As we’ve seen over the past few generations, our ability to harness technology to accomplish things never before seen or done has only increased exponentially. As a race, we’ve been able to photograph a black hole, we’ve been able to send probes to places in space that were thought to be unreachable, and we’ve just overall been able to further explore the Cosmos as a whole. However, with this rapid increase in explorational manpower, we beg the question — are we the only organic beings out there? How is it that we have not found evidence yet of any galactic civilization?
This is the exact question that the Fermi Paradox concerns itself with. Enrico Fermi, a Nobel-Prize winning physicist, created the paradox to encompass the idea of how we have yet to detect an alien civilization even though we know that there are billions of different stars, planets, and other places in space that aren’t our Solar System. As we know, there are several different solutions that attempt to explain Fermi’s Paradox. They include the following list of different explanations:
- We could be alone in the entire Universe. Galactic civilizations are so rare that we’re seemingly just an anomaly (i.e. we’re the first).

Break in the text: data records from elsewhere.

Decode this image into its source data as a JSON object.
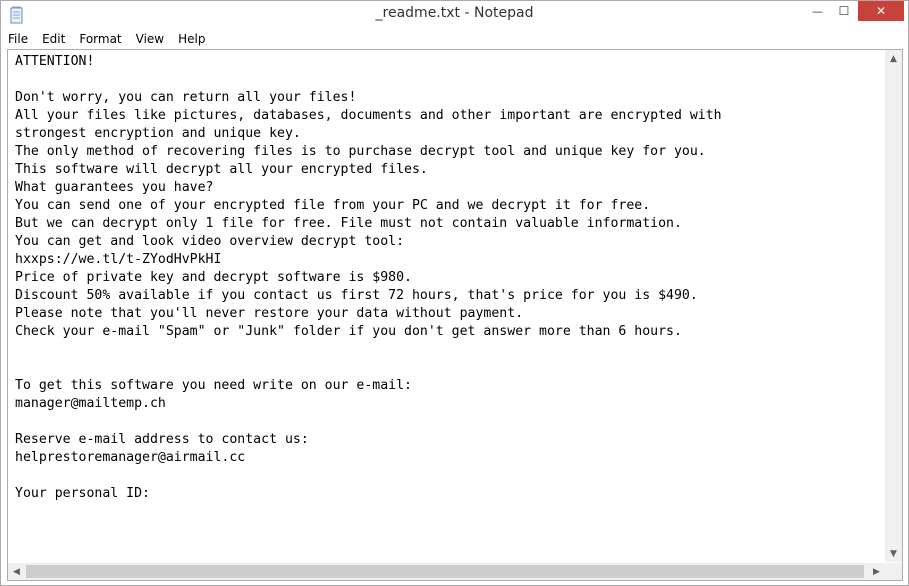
{
  "window": {
    "title": "_readme.txt - Notepad",
    "buttons": {
      "minimize": "—",
      "maximize": "☐",
      "close": "✕"
    }
  },
  "menu": {
    "items": [
      "File",
      "Edit",
      "Format",
      "View",
      "Help"
    ]
  },
  "document": {
    "lines": [
      "ATTENTION!",
      "",
      "Don't worry, you can return all your files!",
      "All your files like pictures, databases, documents and other important are encrypted with",
      "strongest encryption and unique key.",
      "The only method of recovering files is to purchase decrypt tool and unique key for you.",
      "This software will decrypt all your encrypted files.",
      "What guarantees you have?",
      "You can send one of your encrypted file from your PC and we decrypt it for free.",
      "But we can decrypt only 1 file for free. File must not contain valuable information.",
      "You can get and look video overview decrypt tool:",
      "hxxps://we.tl/t-ZYodHvPkHI",
      "Price of private key and decrypt software is $980.",
      "Discount 50% available if you contact us first 72 hours, that's price for you is $490.",
      "Please note that you'll never restore your data without payment.",
      "Check your e-mail \"Spam\" or \"Junk\" folder if you don't get answer more than 6 hours.",
      "",
      "",
      "To get this software you need write on our e-mail:",
      "manager@mailtemp.ch",
      "",
      "Reserve e-mail address to contact us:",
      "helprestoremanager@airmail.cc",
      "",
      "Your personal ID:"
    ]
  },
  "scrollbars": {
    "up_arrow": "▲",
    "down_arrow": "▼",
    "left_arrow": "◀",
    "right_arrow": "▶"
  }
}
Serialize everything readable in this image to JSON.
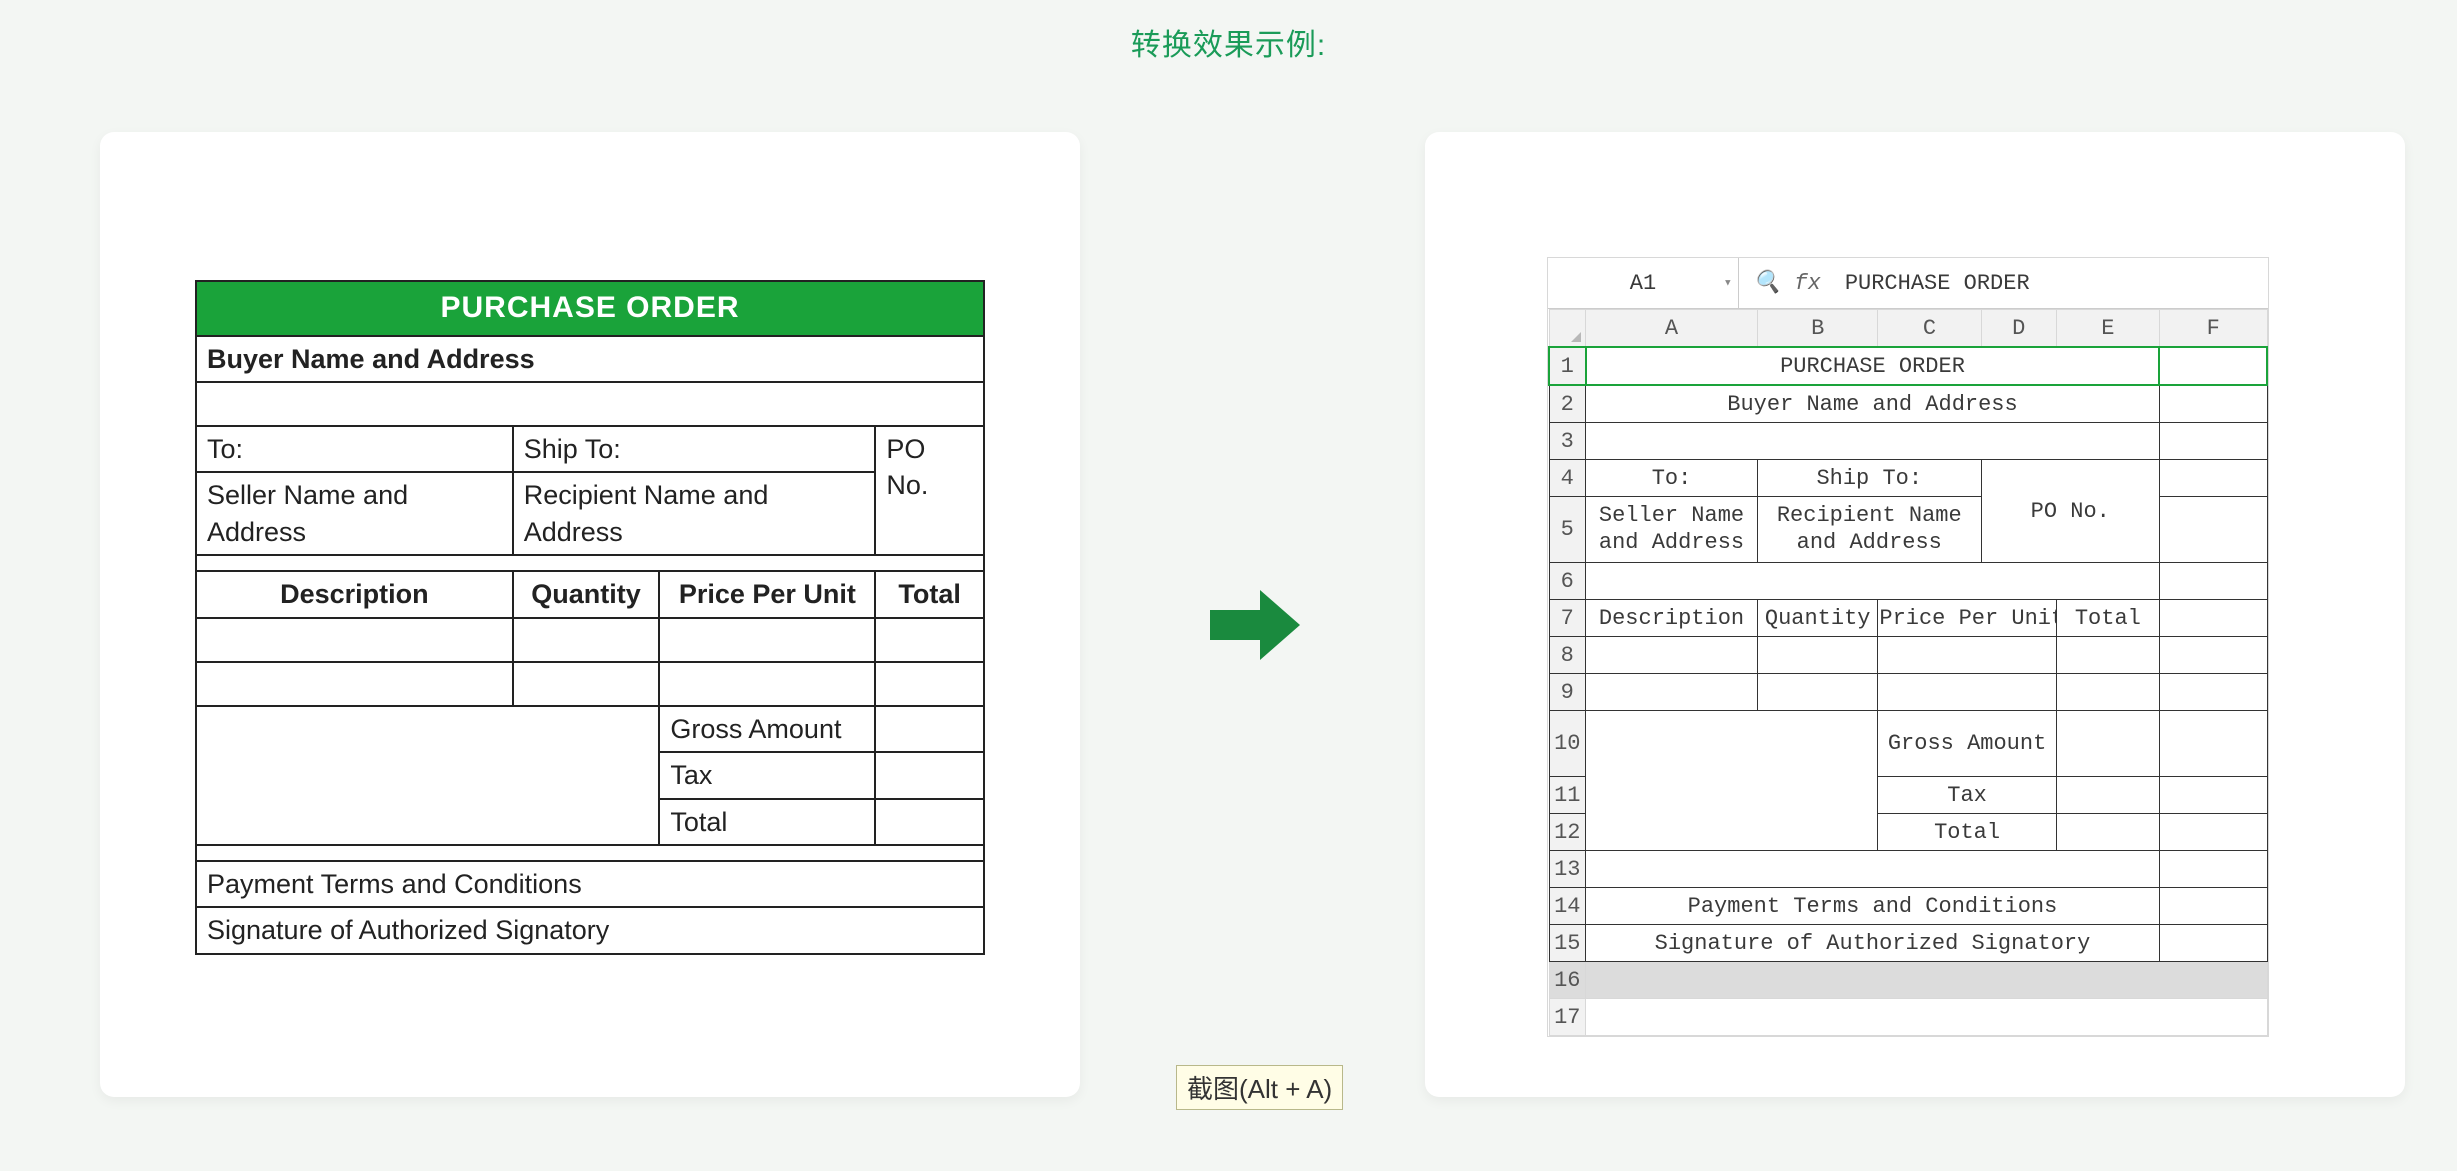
{
  "page_title": "转换效果示例:",
  "tooltip": "截图(Alt + A)",
  "left_doc": {
    "header": "PURCHASE ORDER",
    "buyer": "Buyer Name and Address",
    "to": "To:",
    "ship_to": "Ship To:",
    "seller": "Seller Name and Address",
    "recipient": "Recipient Name and Address",
    "po_no": "PO No.",
    "cols": {
      "description": "Description",
      "quantity": "Quantity",
      "ppu": "Price Per Unit",
      "total": "Total"
    },
    "gross": "Gross Amount",
    "tax": "Tax",
    "total": "Total",
    "payment": "Payment Terms and Conditions",
    "signature": "Signature of Authorized Signatory"
  },
  "sheet": {
    "name_box": "A1",
    "fx_label": "fx",
    "formula_value": "PURCHASE ORDER",
    "col_headers": [
      "A",
      "B",
      "C",
      "D",
      "E",
      "F"
    ],
    "rows": {
      "1": {
        "title": "PURCHASE ORDER"
      },
      "2": {
        "buyer": "Buyer Name and Address"
      },
      "4": {
        "to": "To:",
        "ship_to": "Ship To:"
      },
      "5": {
        "seller": "Seller Name and Address",
        "recipient": "Recipient Name and Address",
        "po_no": "PO No."
      },
      "7": {
        "description": "Description",
        "quantity": "Quantity",
        "ppu": "Price Per Unit",
        "total": "Total"
      },
      "10": {
        "gross": "Gross Amount"
      },
      "11": {
        "tax": "Tax"
      },
      "12": {
        "total": "Total"
      },
      "14": {
        "payment": "Payment Terms and Conditions"
      },
      "15": {
        "signature": "Signature of Authorized Signatory"
      }
    },
    "row_labels": [
      "1",
      "2",
      "3",
      "4",
      "5",
      "6",
      "7",
      "8",
      "9",
      "10",
      "11",
      "12",
      "13",
      "14",
      "15",
      "16",
      "17"
    ]
  }
}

- We could be one of many different civilizations, but nobody’s colonized the galaxy we’re in. This could be a result of costly interstellar travel, space exploration being boring, or that most galaxies are colonized and ours just isn’t overly important or relevant. It could also be that all civilizations in the past that have had the ability to colonize the Cosmos have destroyed themselves before actually colonizing anything.
- There are galactic civilizations out there, but they have yet to reveal themselves to us yet (for whatever reason).
It’s important to note that Drake’s Equation readily ties into the ideas that Fermi’s Paradox discusses. As we know, his equation represents a probability that estimates the number of different extraterrestrial civilizations in our galaxy. All in all, it seems like most of these theories and equations are largely conjecture — we really don’t know what’s out there, at all. The moment we learn about another civilization existing in space, there will be a large turning point in history. It would be crazy to find out that there exists civilizations other than ours!
The picture below explains Drake’s Equation, which summarizes the different factors that represent how likely we may come into contact with alien civilizations (which is super relevant to the Fermi Paradox!).
3 thoughts on “Are We Alone?”
Great post – it was informative and detailed, so much so that I can only think of one thing to the add to the discussion. On the note of galactic civilizations, one topic I found interesting in my indulgence of my guilty pleasure (youtube documentaries/commentaries) is that of the Great Filter. This video describes the concept of the filter, and that evidence of a galactic civilization would be pretty bad for us, since it would mean there was a hurdle that spelled the doom for another, and that we might be approaching it as well! It’s another question that I think adds to the narrative, since it brings into question whether we really want to find evidence or not. https://solarsystem.home.blog/2019/04/26/are-we-alone/
I really like the post and the topic of Fermi paradox. I especially like an interesting theory that there may be an filter which distinguishes civilizations from each other: we may be the only few lucky one who passed the filter after industrial revolution; or maybe no civilizations have been passed that line yet so no one can start space travel to find other civilizations; or we are the one that’s left out.
I really think that any civilization able to develop itself without destroying their habitat and themselves would not be interested in conversation with humanity. Until we prove that we are capable of handling the technological developments needed to interface with the potentially existing galactic society, why would they want to talk to us? It would be like having a conversation with a 2 year old, possibly even worse.